14. A systematic miss in election polls is more likely than people think.
This point is interesting to me, because just a little while after wrongly saying the state poll problems do not mean problems for polling overall, Ms. Kennedy says that “state-level outcomes are highly correlated with one another, so polling errors in one state are likely to repeat in other, similar states.”
Again, this is an area where Ms. Kennedy – and others – should carry the idea to its logical conclusion. State polling errors carry over to other states, and so they necessarily also carry into national numbers, which are built off state tallies.
15. National polls are better at giving Americans equal voice than predicting the Electoral College.
There is no proper way to be polite here – this statement is a crock of Biden. “Equal voice” simply means reporting the public support in context and with the best accuracy possible. Ms. Kennedy doubles down with this false claim: “2000 and 2016 presidential elections demonstrated a difficult truth: National polls can be accurate in identifying Americans’ preferred candidate and yet fail to identify the winner.”
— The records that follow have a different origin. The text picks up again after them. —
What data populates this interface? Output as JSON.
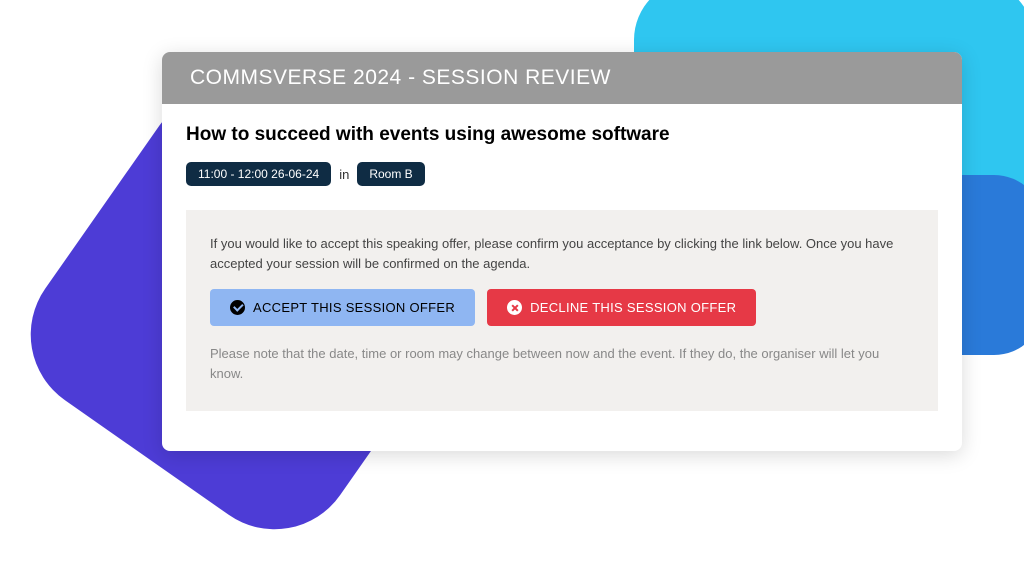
{
  "header": {
    "title": "COMMSVERSE 2024 - SESSION REVIEW"
  },
  "session": {
    "title": "How to succeed with events using awesome software",
    "time_pill": "11:00 - 12:00 26-06-24",
    "in_label": "in",
    "room_pill": "Room B"
  },
  "info": {
    "accept_text": "If you would like to accept this speaking offer, please confirm you acceptance by clicking the link below. Once you have accepted your session will be confirmed on the agenda.",
    "note_text": "Please note that the date, time or room may change between now and the event. If they do, the organiser will let you know."
  },
  "buttons": {
    "accept_label": "ACCEPT THIS SESSION OFFER",
    "decline_label": "DECLINE THIS SESSION OFFER"
  }
}
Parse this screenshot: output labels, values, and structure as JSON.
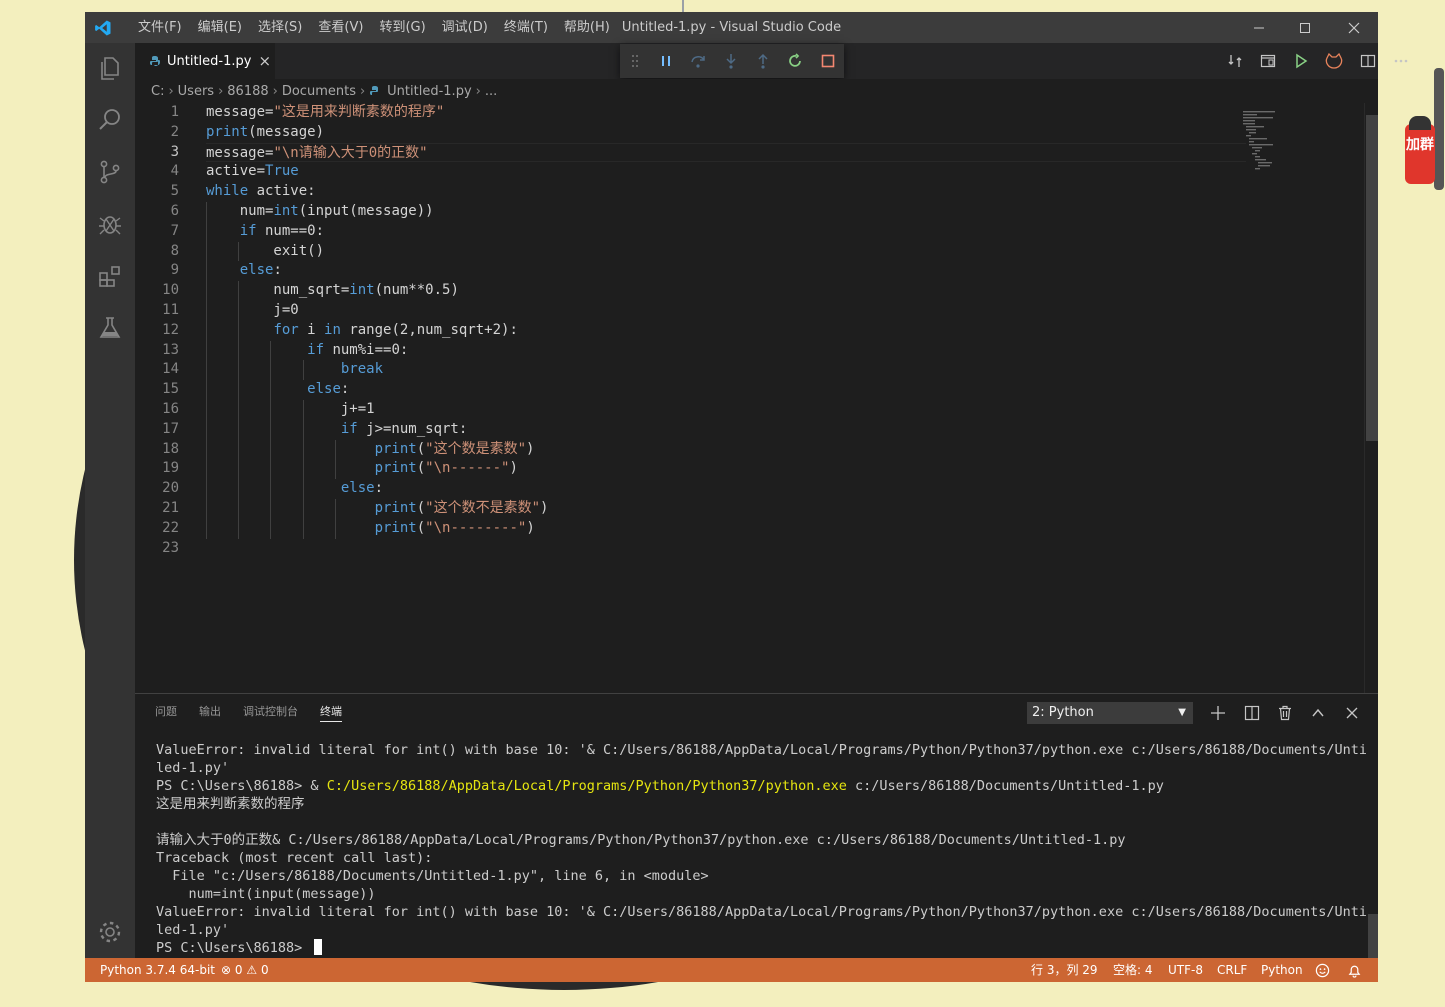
{
  "window": {
    "title": "Untitled-1.py - Visual Studio Code",
    "menu": [
      "文件(F)",
      "编辑(E)",
      "选择(S)",
      "查看(V)",
      "转到(G)",
      "调试(D)",
      "终端(T)",
      "帮助(H)"
    ]
  },
  "tab": {
    "label": "Untitled-1.py",
    "close": "×"
  },
  "breadcrumb": {
    "drive": "C:",
    "p1": "Users",
    "p2": "86188",
    "p3": "Documents",
    "file": "Untitled-1.py",
    "more": "..."
  },
  "editor": {
    "line_numbers": [
      "1",
      "2",
      "3",
      "4",
      "5",
      "6",
      "7",
      "8",
      "9",
      "10",
      "11",
      "12",
      "13",
      "14",
      "15",
      "16",
      "17",
      "18",
      "19",
      "20",
      "21",
      "22",
      "23"
    ],
    "active_line": "3",
    "lines": [
      [
        {
          "t": "message="
        },
        {
          "t": "\"这是用来判断素数的程序\"",
          "c": "s"
        }
      ],
      [
        {
          "t": "print",
          "c": "k"
        },
        {
          "t": "(message)"
        }
      ],
      [
        {
          "t": "message="
        },
        {
          "t": "\"\\n请输入大于0的正数\"",
          "c": "s"
        }
      ],
      [
        {
          "t": "active="
        },
        {
          "t": "True",
          "c": "k"
        }
      ],
      [
        {
          "t": "while",
          "c": "k"
        },
        {
          "t": " active:"
        }
      ],
      [
        {
          "t": "    num="
        },
        {
          "t": "int",
          "c": "k"
        },
        {
          "t": "(input(message))"
        }
      ],
      [
        {
          "t": "    "
        },
        {
          "t": "if",
          "c": "k"
        },
        {
          "t": " num==0:"
        }
      ],
      [
        {
          "t": "        exit()"
        }
      ],
      [
        {
          "t": "    "
        },
        {
          "t": "else",
          "c": "k"
        },
        {
          "t": ":"
        }
      ],
      [
        {
          "t": "        num_sqrt="
        },
        {
          "t": "int",
          "c": "k"
        },
        {
          "t": "(num**0.5)"
        }
      ],
      [
        {
          "t": "        j=0"
        }
      ],
      [
        {
          "t": "        "
        },
        {
          "t": "for",
          "c": "k"
        },
        {
          "t": " i "
        },
        {
          "t": "in",
          "c": "k"
        },
        {
          "t": " range(2,num_sqrt+2):"
        }
      ],
      [
        {
          "t": "            "
        },
        {
          "t": "if",
          "c": "k"
        },
        {
          "t": " num%i==0:"
        }
      ],
      [
        {
          "t": "                "
        },
        {
          "t": "break",
          "c": "k"
        }
      ],
      [
        {
          "t": "            "
        },
        {
          "t": "else",
          "c": "k"
        },
        {
          "t": ":"
        }
      ],
      [
        {
          "t": "                j+=1"
        }
      ],
      [
        {
          "t": "                "
        },
        {
          "t": "if",
          "c": "k"
        },
        {
          "t": " j>=num_sqrt:"
        }
      ],
      [
        {
          "t": "                    "
        },
        {
          "t": "print",
          "c": "k"
        },
        {
          "t": "("
        },
        {
          "t": "\"这个数是素数\"",
          "c": "s"
        },
        {
          "t": ")"
        }
      ],
      [
        {
          "t": "                    "
        },
        {
          "t": "print",
          "c": "k"
        },
        {
          "t": "("
        },
        {
          "t": "\"\\n------\"",
          "c": "s"
        },
        {
          "t": ")"
        }
      ],
      [
        {
          "t": "                "
        },
        {
          "t": "else",
          "c": "k"
        },
        {
          "t": ":"
        }
      ],
      [
        {
          "t": "                    "
        },
        {
          "t": "print",
          "c": "k"
        },
        {
          "t": "("
        },
        {
          "t": "\"这个数不是素数\"",
          "c": "s"
        },
        {
          "t": ")"
        }
      ],
      [
        {
          "t": "                    "
        },
        {
          "t": "print",
          "c": "k"
        },
        {
          "t": "("
        },
        {
          "t": "\"\\n--------\"",
          "c": "s"
        },
        {
          "t": ")"
        }
      ],
      [
        {
          "t": ""
        }
      ]
    ],
    "indent_levels": [
      0,
      0,
      0,
      0,
      0,
      1,
      1,
      2,
      1,
      2,
      2,
      2,
      3,
      4,
      3,
      4,
      4,
      5,
      5,
      4,
      5,
      5,
      0
    ]
  },
  "panel": {
    "tabs": [
      "问题",
      "输出",
      "调试控制台",
      "终端"
    ],
    "active_tab": "终端",
    "terminal_select": "2: Python",
    "terminal_lines": [
      [
        {
          "t": "ValueError: invalid literal for int() with base 10: '& C:/Users/86188/AppData/Local/Programs/Python/Python37/python.exe c:/Users/86188/Documents/Untit"
        }
      ],
      [
        {
          "t": "led-1.py'"
        }
      ],
      [
        {
          "t": "PS C:\\Users\\86188> & "
        },
        {
          "t": "C:/Users/86188/AppData/Local/Programs/Python/Python37/python.exe",
          "c": "ty"
        },
        {
          "t": " c:/Users/86188/Documents/Untitled-1.py"
        }
      ],
      [
        {
          "t": "这是用来判断素数的程序"
        }
      ],
      [
        {
          "t": ""
        }
      ],
      [
        {
          "t": "请输入大于0的正数& C:/Users/86188/AppData/Local/Programs/Python/Python37/python.exe c:/Users/86188/Documents/Untitled-1.py"
        }
      ],
      [
        {
          "t": "Traceback (most recent call last):"
        }
      ],
      [
        {
          "t": "  File \"c:/Users/86188/Documents/Untitled-1.py\", line 6, in <module>"
        }
      ],
      [
        {
          "t": "    num=int(input(message))"
        }
      ],
      [
        {
          "t": "ValueError: invalid literal for int() with base 10: '& C:/Users/86188/AppData/Local/Programs/Python/Python37/python.exe c:/Users/86188/Documents/Untit"
        }
      ],
      [
        {
          "t": "led-1.py'"
        }
      ],
      [
        {
          "t": "PS C:\\Users\\86188> "
        }
      ]
    ]
  },
  "status": {
    "interpreter": "Python 3.7.4 64-bit",
    "errors": "0",
    "warnings": "0",
    "position": "行 3，列 29",
    "spaces": "空格: 4",
    "encoding": "UTF-8",
    "eol": "CRLF",
    "language": "Python"
  },
  "desktop_widget": {
    "text": "加群"
  },
  "colors": {
    "statusbar": "#cc6633",
    "titlebar": "#3c3c3c",
    "activitybar": "#333333",
    "editor": "#1e1e1e",
    "keyword": "#569cd6",
    "string": "#ce9178"
  }
}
We are not, and have never been, a nation where the biggest mob wins. The United States is a Republic where every state matters in the decision of our federal leaders. In 2000 and 2016, the winner of the election won thirty states and a clear majority of electoral votes. That’s what matters, not what big-population states want. It’s frankly concerning that pollsters still fail to grasp how Presidential elections work.
My summary is that Ms. Kennedy tries hard to look at the way polling works, but she fails to honestly criticize the bias and slanted history of her industry. If this is what happens when someone is willing to discuss the problems with 2016, imagine the bias and hubris of polling firms which still pretend they got it right, and what that means for this year. No one likes to see how sausage is made, but we need to know why some polls are worse than bad sausage.